Task input:

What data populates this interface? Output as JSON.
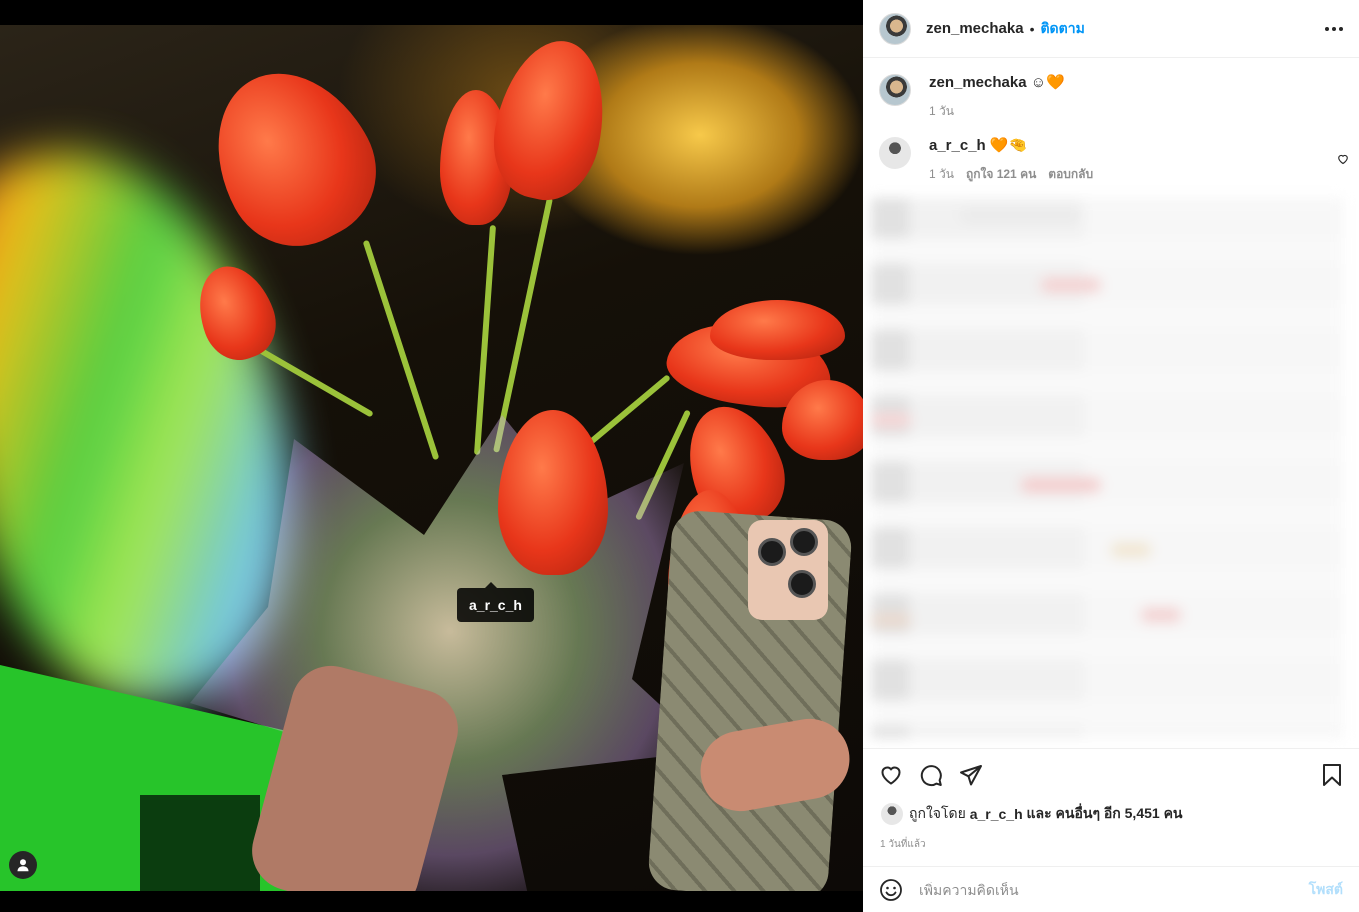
{
  "media": {
    "tag_label": "a_r_c_h",
    "user_tag_icon": "person-icon"
  },
  "header": {
    "username": "zen_mechaka",
    "separator": "•",
    "follow_label": "ติดตาม",
    "more_icon": "more-horizontal-icon"
  },
  "caption": {
    "username": "zen_mechaka",
    "text": "☺🧡",
    "time": "1 วัน"
  },
  "comments": [
    {
      "username": "a_r_c_h",
      "text": "🧡🤏",
      "time": "1 วัน",
      "likes": "ถูกใจ 121 คน",
      "reply_label": "ตอบกลับ"
    }
  ],
  "actions": {
    "like_icon": "heart-icon",
    "comment_icon": "comment-icon",
    "share_icon": "send-icon",
    "save_icon": "bookmark-icon"
  },
  "likes_summary": {
    "prefix": "ถูกใจโดย",
    "user": "a_r_c_h",
    "middle": "และ",
    "others": "คนอื่นๆ อีก 5,451 คน"
  },
  "timestamp": "1 วันที่แล้ว",
  "add_comment": {
    "placeholder": "เพิ่มความคิดเห็น",
    "post_label": "โพสต์",
    "emoji_icon": "emoji-icon"
  },
  "colors": {
    "link_blue": "#0095f6",
    "post_disabled": "#b2dffc",
    "heart_orange": "#ff6a00"
  }
}
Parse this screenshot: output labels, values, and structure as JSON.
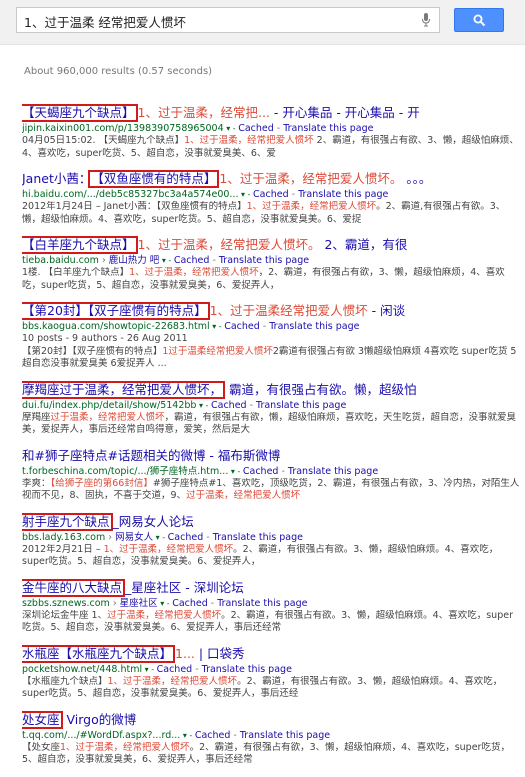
{
  "search": {
    "query": "1、过于温柔 经常把爱人惯坏"
  },
  "stats": "About 960,000 results (0.57 seconds)",
  "results": [
    {
      "title_hl": "【天蝎座九个缺点】",
      "title_red": "1、过于温柔，经常把...",
      "title_rest": " - 开心集品 - 开心集品 - 开",
      "url": "jipin.kaixin001.com/p/1398390758965004",
      "cached": "Cached",
      "translate": "Translate this page",
      "snippet": [
        [
          "04月05日15:02. 【天蝎座九个缺点】",
          "1、过于温柔，经常把爱人惯坏",
          " 2、霸道，有很强占有欲、3、懒，超级怕麻烦、4、喜欢吃，super吃货、5、超自恋，没事就爱臭美、6、爱"
        ]
      ]
    },
    {
      "title_pre": "Janet小茜：",
      "title_hl": "【双鱼座惯有的特点】",
      "title_red": "1、过于温柔，经常把爱人惯坏。",
      "title_rest": " 。。。",
      "url": "hi.baidu.com/.../deb5c85327bc3a4a574e00...",
      "cached": "Cached",
      "translate": "Translate this page",
      "snippet": [
        [
          "2012年1月24日 – Janet小茜：【双鱼座惯有的特点】",
          "1、过于温柔，经常把爱人惯坏",
          "。2、霸道,有很强占有欲。3、懒，超级怕麻烦。4、喜欢吃，super吃货。5、超自恋，没事就爱臭美。6、爱捉"
        ]
      ]
    },
    {
      "title_hl": "【白羊座九个缺点】",
      "title_red": "1、过于温柔，经常把爱人惯坏。",
      "title_rest": " 2、霸道，有很",
      "url": "tieba.baidu.com",
      "url_link": "鹿山热力 吧",
      "cached": "Cached",
      "translate": "Translate this page",
      "snippet": [
        [
          "1楼. 【白羊座九个缺点】",
          "1、过于温柔，经常把爱人惯坏",
          "，2、霸道，有很强占有欲，3、懒，超级怕麻烦，4、喜欢吃，super吃货，5、超自恋，没事就爱臭美，6、爱捉弄人，"
        ]
      ]
    },
    {
      "title_hl": "【第20封】【双子座惯有的特点】",
      "title_red": "1、过于温柔经常把爱人惯坏",
      "title_rest": " - 闲谈",
      "url": "bbs.kaogua.com/showtopic-22683.html",
      "cached": "Cached",
      "translate": "Translate this page",
      "meta": "10 posts - 9 authors - 26 Aug 2011",
      "snippet": [
        [
          "【第20封】【双子座惯有的特点】",
          "1过于温柔经常把爱人惯坏",
          "2霸道有很强占有欲 3懒超级怕麻烦 4喜欢吃 super吃货 5超自恋没事就爱臭美 6爱捉弄人 ..."
        ]
      ]
    },
    {
      "title_hl": "摩羯座过于温柔，经常把爱人惯坏，",
      "title_red": "",
      "title_rest": " 霸道，有很强占有欲。懒，超级怕",
      "url": "dui.fu/index.php/detail/show/5142bb",
      "cached": "Cached",
      "translate": "Translate this page",
      "snippet": [
        [
          "摩羯座",
          "过于温柔，经常把爱人惯坏",
          "，霸道，有很强占有欲，懒，超级怕麻烦，喜欢吃，天生吃货，超自恋，没事就爱臭美，爱捉弄人，事后还经常自鸣得意，爱笑，然后是大"
        ]
      ]
    },
    {
      "title_pre": "和#狮子座特点#话题相关的微博 - 福布斯微博",
      "url": "t.forbeschina.com/topic/.../狮子座特点.htm...",
      "cached": "Cached",
      "translate": "Translate this page",
      "snippet": [
        [
          "李爽：",
          "【给狮子座的第66封信】",
          "#狮子座特点#1、喜欢吃，顶级吃货，2、霸道，有很强占有欲，3、冷内热，对陌生人视而不见，8、固执，不喜于交道，9、",
          "过于温柔，经常把爱人惯坏"
        ]
      ]
    },
    {
      "title_hl": "射手座九个缺点",
      "title_rest": "_网易女人论坛",
      "url": "bbs.lady.163.com",
      "url_link": "网易女人",
      "cached": "Cached",
      "translate": "Translate this page",
      "snippet": [
        [
          "2012年2月21日 – ",
          "1、过于温柔，经常把爱人惯坏",
          "。2、霸道，有很强占有欲。3、懒，超级怕麻烦。4、喜欢吃，super吃货。5、超自恋，没事就爱臭美。6、爱捉弄人，"
        ]
      ]
    },
    {
      "title_hl": "金牛座的八大缺点",
      "title_rest": "_星座社区 - 深圳论坛",
      "url": "szbbs.sznews.com",
      "url_link": "星座社区",
      "cached": "Cached",
      "translate": "Translate this page",
      "snippet": [
        [
          "深圳论坛金牛座 1、",
          "过于温柔，经常把爱人惯坏",
          "。2、霸道，有很强占有欲。3、懒，超级怕麻烦。4、喜欢吃，super吃货。5、超自恋，没事就爱臭美。6、爱捉弄人，事后还经常"
        ]
      ]
    },
    {
      "title_hl": "水瓶座【水瓶座九个缺点】",
      "title_red": "1...",
      "title_rest": " | 口袋秀",
      "url": "pocketshow.net/448.html",
      "cached": "Cached",
      "translate": "Translate this page",
      "snippet": [
        [
          "【水瓶座九个缺点】",
          "1、过于温柔，经常把爱人惯坏",
          "。2、霸道，有很强占有欲。3、懒，超级怕麻烦。4、喜欢吃，super吃货。5、超自恋，没事就爱臭美。6、爱捉弄人，事后还经"
        ]
      ]
    },
    {
      "title_hl": "处女座",
      "title_rest": " Virgo的微博",
      "url": "t.qq.com/.../#WordDf.aspx?...rd...",
      "cached": "Cached",
      "translate": "Translate this page",
      "snippet": [
        [
          "【处女座",
          "1、过于温柔，经常把爱人惯坏",
          "。2、霸道，有很强占有欲，3、懒，超级怕麻烦，4、喜欢吃，super吃货，5、超自恋，没事就爱臭美，6、爱捉弄人，事后还经常"
        ]
      ]
    }
  ]
}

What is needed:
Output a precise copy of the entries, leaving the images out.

Response area:
What data populates this interface? Output as JSON.
{
  "media": {
    "tag_label": "a_r_c_h",
    "user_tag_icon": "person-icon"
  },
  "header": {
    "username": "zen_mechaka",
    "separator": "•",
    "follow_label": "ติดตาม",
    "more_icon": "more-horizontal-icon"
  },
  "caption": {
    "username": "zen_mechaka",
    "text": "☺🧡",
    "time": "1 วัน"
  },
  "comments": [
    {
      "username": "a_r_c_h",
      "text": "🧡🤏",
      "time": "1 วัน",
      "likes": "ถูกใจ 121 คน",
      "reply_label": "ตอบกลับ"
    }
  ],
  "actions": {
    "like_icon": "heart-icon",
    "comment_icon": "comment-icon",
    "share_icon": "send-icon",
    "save_icon": "bookmark-icon"
  },
  "likes_summary": {
    "prefix": "ถูกใจโดย",
    "user": "a_r_c_h",
    "middle": "และ",
    "others": "คนอื่นๆ อีก 5,451 คน"
  },
  "timestamp": "1 วันที่แล้ว",
  "add_comment": {
    "placeholder": "เพิ่มความคิดเห็น",
    "post_label": "โพสต์",
    "emoji_icon": "emoji-icon"
  },
  "colors": {
    "link_blue": "#0095f6",
    "post_disabled": "#b2dffc",
    "heart_orange": "#ff6a00"
  }
}
Parse this screenshot: output labels, values, and structure as JSON.
{
  "search": {
    "query": "1、过于温柔 经常把爱人惯坏"
  },
  "stats": "About 960,000 results (0.57 seconds)",
  "results": [
    {
      "title_hl": "【天蝎座九个缺点】",
      "title_red": "1、过于温柔，经常把...",
      "title_rest": " - 开心集品 - 开心集品 - 开",
      "url": "jipin.kaixin001.com/p/1398390758965004",
      "cached": "Cached",
      "translate": "Translate this page",
      "snippet": [
        [
          "04月05日15:02. 【天蝎座九个缺点】",
          "1、过于温柔，经常把爱人惯坏",
          " 2、霸道，有很强占有欲、3、懒，超级怕麻烦、4、喜欢吃，super吃货、5、超自恋，没事就爱臭美、6、爱"
        ]
      ]
    },
    {
      "title_pre": "Janet小茜：",
      "title_hl": "【双鱼座惯有的特点】",
      "title_red": "1、过于温柔，经常把爱人惯坏。",
      "title_rest": " 。。。",
      "url": "hi.baidu.com/.../deb5c85327bc3a4a574e00...",
      "cached": "Cached",
      "translate": "Translate this page",
      "snippet": [
        [
          "2012年1月24日 – Janet小茜：【双鱼座惯有的特点】",
          "1、过于温柔，经常把爱人惯坏",
          "。2、霸道,有很强占有欲。3、懒，超级怕麻烦。4、喜欢吃，super吃货。5、超自恋，没事就爱臭美。6、爱捉"
        ]
      ]
    },
    {
      "title_hl": "【白羊座九个缺点】",
      "title_red": "1、过于温柔，经常把爱人惯坏。",
      "title_rest": " 2、霸道，有很",
      "url": "tieba.baidu.com",
      "url_link": "鹿山热力 吧",
      "cached": "Cached",
      "translate": "Translate this page",
      "snippet": [
        [
          "1楼. 【白羊座九个缺点】",
          "1、过于温柔，经常把爱人惯坏",
          "，2、霸道，有很强占有欲，3、懒，超级怕麻烦，4、喜欢吃，super吃货，5、超自恋，没事就爱臭美，6、爱捉弄人，"
        ]
      ]
    },
    {
      "title_hl": "【第20封】【双子座惯有的特点】",
      "title_red": "1、过于温柔经常把爱人惯坏",
      "title_rest": " - 闲谈",
      "url": "bbs.kaogua.com/showtopic-22683.html",
      "cached": "Cached",
      "translate": "Translate this page",
      "meta": "10 posts - 9 authors - 26 Aug 2011",
      "snippet": [
        [
          "【第20封】【双子座惯有的特点】",
          "1过于温柔经常把爱人惯坏",
          "2霸道有很强占有欲 3懒超级怕麻烦 4喜欢吃 super吃货 5超自恋没事就爱臭美 6爱捉弄人 ..."
        ]
      ]
    },
    {
      "title_hl": "摩羯座过于温柔，经常把爱人惯坏，",
      "title_red": "",
      "title_rest": " 霸道，有很强占有欲。懒，超级怕",
      "url": "dui.fu/index.php/detail/show/5142bb",
      "cached": "Cached",
      "translate": "Translate this page",
      "snippet": [
        [
          "摩羯座",
          "过于温柔，经常把爱人惯坏",
          "，霸道，有很强占有欲，懒，超级怕麻烦，喜欢吃，天生吃货，超自恋，没事就爱臭美，爱捉弄人，事后还经常自鸣得意，爱笑，然后是大"
        ]
      ]
    },
    {
      "title_pre": "和#狮子座特点#话题相关的微博 - 福布斯微博",
      "url": "t.forbeschina.com/topic/.../狮子座特点.htm...",
      "cached": "Cached",
      "translate": "Translate this page",
      "snippet": [
        [
          "李爽：",
          "【给狮子座的第66封信】",
          "#狮子座特点#1、喜欢吃，顶级吃货，2、霸道，有很强占有欲，3、冷内热，对陌生人视而不见，8、固执，不喜于交道，9、",
          "过于温柔，经常把爱人惯坏"
        ]
      ]
    },
    {
      "title_hl": "射手座九个缺点",
      "title_rest": "_网易女人论坛",
      "url": "bbs.lady.163.com",
      "url_link": "网易女人",
      "cached": "Cached",
      "translate": "Translate this page",
      "snippet": [
        [
          "2012年2月21日 – ",
          "1、过于温柔，经常把爱人惯坏",
          "。2、霸道，有很强占有欲。3、懒，超级怕麻烦。4、喜欢吃，super吃货。5、超自恋，没事就爱臭美。6、爱捉弄人，"
        ]
      ]
    },
    {
      "title_hl": "金牛座的八大缺点",
      "title_rest": "_星座社区 - 深圳论坛",
      "url": "szbbs.sznews.com",
      "url_link": "星座社区",
      "cached": "Cached",
      "translate": "Translate this page",
      "snippet": [
        [
          "深圳论坛金牛座 1、",
          "过于温柔，经常把爱人惯坏",
          "。2、霸道，有很强占有欲。3、懒，超级怕麻烦。4、喜欢吃，super吃货。5、超自恋，没事就爱臭美。6、爱捉弄人，事后还经常"
        ]
      ]
    },
    {
      "title_hl": "水瓶座【水瓶座九个缺点】",
      "title_red": "1...",
      "title_rest": " | 口袋秀",
      "url": "pocketshow.net/448.html",
      "cached": "Cached",
      "translate": "Translate this page",
      "snippet": [
        [
          "【水瓶座九个缺点】",
          "1、过于温柔，经常把爱人惯坏",
          "。2、霸道，有很强占有欲。3、懒，超级怕麻烦。4、喜欢吃，super吃货。5、超自恋，没事就爱臭美。6、爱捉弄人，事后还经"
        ]
      ]
    },
    {
      "title_hl": "处女座",
      "title_rest": " Virgo的微博",
      "url": "t.qq.com/.../#WordDf.aspx?...rd...",
      "cached": "Cached",
      "translate": "Translate this page",
      "snippet": [
        [
          "【处女座",
          "1、过于温柔，经常把爱人惯坏",
          "。2、霸道，有很强占有欲，3、懒，超级怕麻烦，4、喜欢吃，super吃货，5、超自恋，没事就爱臭美，6、爱捉弄人，事后还经常"
        ]
      ]
    }
  ]
}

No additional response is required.